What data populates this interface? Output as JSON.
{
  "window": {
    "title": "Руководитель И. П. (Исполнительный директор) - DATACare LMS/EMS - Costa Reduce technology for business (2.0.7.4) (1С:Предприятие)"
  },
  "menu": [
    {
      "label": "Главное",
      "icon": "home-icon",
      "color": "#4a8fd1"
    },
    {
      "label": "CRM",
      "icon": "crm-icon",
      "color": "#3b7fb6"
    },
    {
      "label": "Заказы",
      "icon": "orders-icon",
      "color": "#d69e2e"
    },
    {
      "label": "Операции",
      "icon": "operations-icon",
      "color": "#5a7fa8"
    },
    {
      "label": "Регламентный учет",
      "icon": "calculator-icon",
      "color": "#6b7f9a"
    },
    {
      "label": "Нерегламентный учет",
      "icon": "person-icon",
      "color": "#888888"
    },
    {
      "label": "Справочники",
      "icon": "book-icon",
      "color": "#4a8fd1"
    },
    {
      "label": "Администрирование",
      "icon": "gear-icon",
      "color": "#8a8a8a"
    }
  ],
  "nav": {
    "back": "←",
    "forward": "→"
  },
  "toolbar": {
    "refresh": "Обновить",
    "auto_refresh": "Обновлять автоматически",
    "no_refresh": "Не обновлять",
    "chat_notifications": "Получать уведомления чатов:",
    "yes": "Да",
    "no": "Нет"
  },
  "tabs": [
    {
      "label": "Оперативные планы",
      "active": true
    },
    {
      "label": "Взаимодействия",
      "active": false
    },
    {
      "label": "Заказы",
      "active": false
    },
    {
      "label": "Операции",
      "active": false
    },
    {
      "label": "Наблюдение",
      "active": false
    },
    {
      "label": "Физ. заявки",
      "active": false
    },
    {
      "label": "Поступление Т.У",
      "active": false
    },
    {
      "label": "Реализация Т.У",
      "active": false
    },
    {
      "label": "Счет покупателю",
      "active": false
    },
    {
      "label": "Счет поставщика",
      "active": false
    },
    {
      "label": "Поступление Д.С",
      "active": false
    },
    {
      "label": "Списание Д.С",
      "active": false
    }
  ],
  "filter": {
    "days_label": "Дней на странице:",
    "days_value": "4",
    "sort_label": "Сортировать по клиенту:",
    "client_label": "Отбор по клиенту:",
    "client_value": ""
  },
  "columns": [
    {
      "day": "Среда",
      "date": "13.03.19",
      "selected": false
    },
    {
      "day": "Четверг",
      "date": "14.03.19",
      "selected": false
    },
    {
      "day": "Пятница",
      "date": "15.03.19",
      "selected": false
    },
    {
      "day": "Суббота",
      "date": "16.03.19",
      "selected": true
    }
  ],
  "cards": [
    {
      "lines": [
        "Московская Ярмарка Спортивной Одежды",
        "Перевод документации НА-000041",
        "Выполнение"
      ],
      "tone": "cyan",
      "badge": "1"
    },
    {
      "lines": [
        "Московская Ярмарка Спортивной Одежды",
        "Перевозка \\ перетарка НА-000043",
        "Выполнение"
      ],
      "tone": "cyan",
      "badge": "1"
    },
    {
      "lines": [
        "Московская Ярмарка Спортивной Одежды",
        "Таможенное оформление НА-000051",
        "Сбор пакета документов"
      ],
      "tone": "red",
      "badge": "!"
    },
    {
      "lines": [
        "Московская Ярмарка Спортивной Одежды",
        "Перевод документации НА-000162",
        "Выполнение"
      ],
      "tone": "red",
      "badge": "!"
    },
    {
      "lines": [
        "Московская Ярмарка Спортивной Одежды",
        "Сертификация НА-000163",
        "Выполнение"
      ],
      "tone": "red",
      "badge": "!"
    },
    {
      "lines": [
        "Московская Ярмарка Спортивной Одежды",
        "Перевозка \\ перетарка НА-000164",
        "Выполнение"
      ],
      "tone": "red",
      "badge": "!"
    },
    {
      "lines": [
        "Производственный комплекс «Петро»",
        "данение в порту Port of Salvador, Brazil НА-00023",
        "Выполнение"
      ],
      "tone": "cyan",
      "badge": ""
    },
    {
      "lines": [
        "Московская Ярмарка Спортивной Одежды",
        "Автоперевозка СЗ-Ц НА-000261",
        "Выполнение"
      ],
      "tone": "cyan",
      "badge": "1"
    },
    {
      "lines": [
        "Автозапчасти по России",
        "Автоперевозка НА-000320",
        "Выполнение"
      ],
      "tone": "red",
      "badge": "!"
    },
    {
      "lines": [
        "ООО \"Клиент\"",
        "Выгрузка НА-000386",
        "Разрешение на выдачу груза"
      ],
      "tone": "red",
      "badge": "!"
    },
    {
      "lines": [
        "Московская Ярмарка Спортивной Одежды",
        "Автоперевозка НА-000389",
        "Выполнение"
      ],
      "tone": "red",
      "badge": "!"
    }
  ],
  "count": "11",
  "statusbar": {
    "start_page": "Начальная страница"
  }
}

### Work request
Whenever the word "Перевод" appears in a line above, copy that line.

### Output below
        "Перевод документации НА-000041",
        "Перевод документации НА-000162",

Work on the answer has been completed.